[Dataset rows describing interfaces]
---+---
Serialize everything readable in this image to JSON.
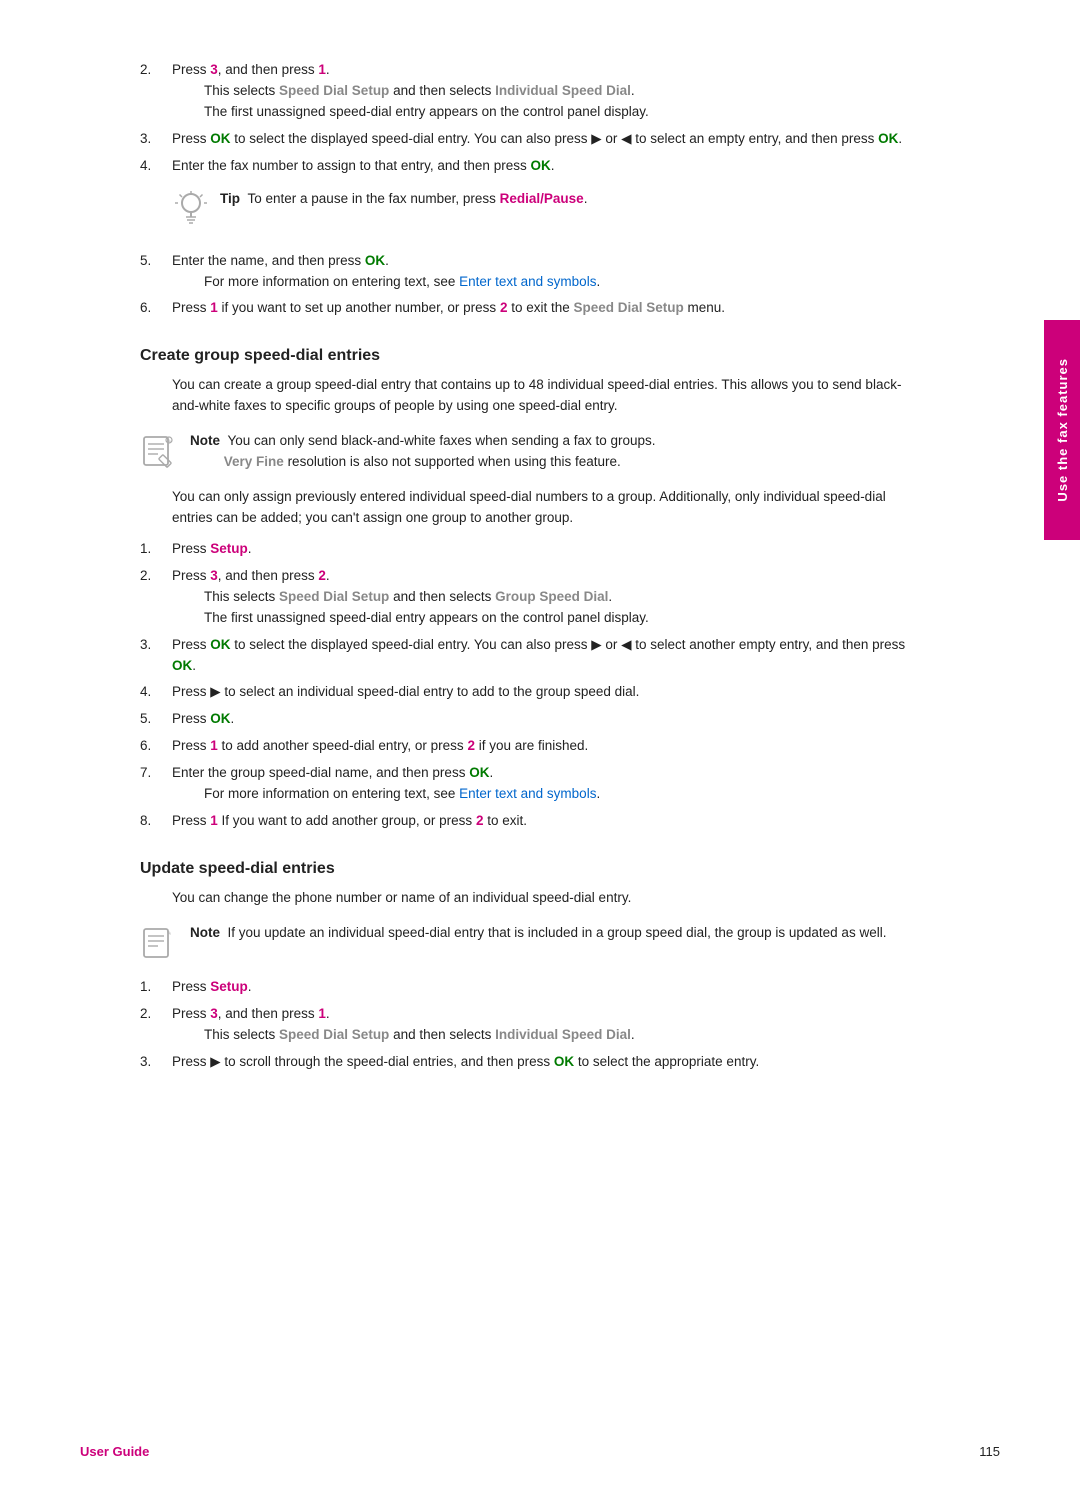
{
  "footer": {
    "left": "User Guide",
    "right": "115"
  },
  "side_tab": "Use the fax features",
  "intro_steps": [
    {
      "num": "2.",
      "main": "Press {3}, and then press {1}.",
      "sub1": "This selects {Speed Dial Setup} and then selects {Individual Speed Dial}.",
      "sub2": "The first unassigned speed-dial entry appears on the control panel display."
    },
    {
      "num": "3.",
      "main": "Press {OK} to select the displayed speed-dial entry. You can also press ▶ or ◀ to select an empty entry, and then press {OK}."
    },
    {
      "num": "4.",
      "main": "Enter the fax number to assign to that entry, and then press {OK}."
    }
  ],
  "tip": {
    "label": "Tip",
    "text": "To enter a pause in the fax number, press {Redial/Pause}."
  },
  "intro_steps2": [
    {
      "num": "5.",
      "main": "Enter the name, and then press {OK}.",
      "sub": "For more information on entering text, see {Enter text and symbols}."
    },
    {
      "num": "6.",
      "main": "Press {1} if you want to set up another number, or press {2} to exit the {Speed Dial Setup} menu."
    }
  ],
  "section1": {
    "heading": "Create group speed-dial entries",
    "intro": "You can create a group speed-dial entry that contains up to 48 individual speed-dial entries. This allows you to send black-and-white faxes to specific groups of people by using one speed-dial entry.",
    "note": {
      "label": "Note",
      "text1": "You can only send black-and-white faxes when sending a fax to groups.",
      "text2": "{Very Fine} resolution is also not supported when using this feature."
    },
    "para2": "You can only assign previously entered individual speed-dial numbers to a group. Additionally, only individual speed-dial entries can be added; you can't assign one group to another group.",
    "steps": [
      {
        "num": "1.",
        "main": "Press {Setup}."
      },
      {
        "num": "2.",
        "main": "Press {3}, and then press {2}.",
        "sub1": "This selects {Speed Dial Setup} and then selects {Group Speed Dial}.",
        "sub2": "The first unassigned speed-dial entry appears on the control panel display."
      },
      {
        "num": "3.",
        "main": "Press {OK} to select the displayed speed-dial entry. You can also press ▶ or ◀ to select another empty entry, and then press {OK}."
      },
      {
        "num": "4.",
        "main": "Press ▶ to select an individual speed-dial entry to add to the group speed dial."
      },
      {
        "num": "5.",
        "main": "Press {OK}."
      },
      {
        "num": "6.",
        "main": "Press {1} to add another speed-dial entry, or press {2} if you are finished."
      },
      {
        "num": "7.",
        "main": "Enter the group speed-dial name, and then press {OK}.",
        "sub": "For more information on entering text, see {Enter text and symbols}."
      },
      {
        "num": "8.",
        "main": "Press {1} If you want to add another group, or press {2} to exit."
      }
    ]
  },
  "section2": {
    "heading": "Update speed-dial entries",
    "intro": "You can change the phone number or name of an individual speed-dial entry.",
    "note": {
      "label": "Note",
      "text1": "If you update an individual speed-dial entry that is included in a group speed dial, the group is updated as well."
    },
    "steps": [
      {
        "num": "1.",
        "main": "Press {Setup}."
      },
      {
        "num": "2.",
        "main": "Press {3}, and then press {1}.",
        "sub1": "This selects {Speed Dial Setup} and then selects {Individual Speed Dial}."
      },
      {
        "num": "3.",
        "main": "Press ▶ to scroll through the speed-dial entries, and then press {OK} to select the appropriate entry."
      }
    ]
  }
}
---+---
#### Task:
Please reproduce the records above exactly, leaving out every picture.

#### Answer for this exercise:
Serialize everything readable in this image to JSON.
{
  "footer": {
    "left": "User Guide",
    "right": "115"
  },
  "side_tab": "Use the fax features",
  "intro_steps": [
    {
      "num": "2.",
      "main": "Press {3}, and then press {1}.",
      "sub1": "This selects {Speed Dial Setup} and then selects {Individual Speed Dial}.",
      "sub2": "The first unassigned speed-dial entry appears on the control panel display."
    },
    {
      "num": "3.",
      "main": "Press {OK} to select the displayed speed-dial entry. You can also press ▶ or ◀ to select an empty entry, and then press {OK}."
    },
    {
      "num": "4.",
      "main": "Enter the fax number to assign to that entry, and then press {OK}."
    }
  ],
  "tip": {
    "label": "Tip",
    "text": "To enter a pause in the fax number, press {Redial/Pause}."
  },
  "intro_steps2": [
    {
      "num": "5.",
      "main": "Enter the name, and then press {OK}.",
      "sub": "For more information on entering text, see {Enter text and symbols}."
    },
    {
      "num": "6.",
      "main": "Press {1} if you want to set up another number, or press {2} to exit the {Speed Dial Setup} menu."
    }
  ],
  "section1": {
    "heading": "Create group speed-dial entries",
    "intro": "You can create a group speed-dial entry that contains up to 48 individual speed-dial entries. This allows you to send black-and-white faxes to specific groups of people by using one speed-dial entry.",
    "note": {
      "label": "Note",
      "text1": "You can only send black-and-white faxes when sending a fax to groups.",
      "text2": "{Very Fine} resolution is also not supported when using this feature."
    },
    "para2": "You can only assign previously entered individual speed-dial numbers to a group. Additionally, only individual speed-dial entries can be added; you can't assign one group to another group.",
    "steps": [
      {
        "num": "1.",
        "main": "Press {Setup}."
      },
      {
        "num": "2.",
        "main": "Press {3}, and then press {2}.",
        "sub1": "This selects {Speed Dial Setup} and then selects {Group Speed Dial}.",
        "sub2": "The first unassigned speed-dial entry appears on the control panel display."
      },
      {
        "num": "3.",
        "main": "Press {OK} to select the displayed speed-dial entry. You can also press ▶ or ◀ to select another empty entry, and then press {OK}."
      },
      {
        "num": "4.",
        "main": "Press ▶ to select an individual speed-dial entry to add to the group speed dial."
      },
      {
        "num": "5.",
        "main": "Press {OK}."
      },
      {
        "num": "6.",
        "main": "Press {1} to add another speed-dial entry, or press {2} if you are finished."
      },
      {
        "num": "7.",
        "main": "Enter the group speed-dial name, and then press {OK}.",
        "sub": "For more information on entering text, see {Enter text and symbols}."
      },
      {
        "num": "8.",
        "main": "Press {1} If you want to add another group, or press {2} to exit."
      }
    ]
  },
  "section2": {
    "heading": "Update speed-dial entries",
    "intro": "You can change the phone number or name of an individual speed-dial entry.",
    "note": {
      "label": "Note",
      "text1": "If you update an individual speed-dial entry that is included in a group speed dial, the group is updated as well."
    },
    "steps": [
      {
        "num": "1.",
        "main": "Press {Setup}."
      },
      {
        "num": "2.",
        "main": "Press {3}, and then press {1}.",
        "sub1": "This selects {Speed Dial Setup} and then selects {Individual Speed Dial}."
      },
      {
        "num": "3.",
        "main": "Press ▶ to scroll through the speed-dial entries, and then press {OK} to select the appropriate entry."
      }
    ]
  }
}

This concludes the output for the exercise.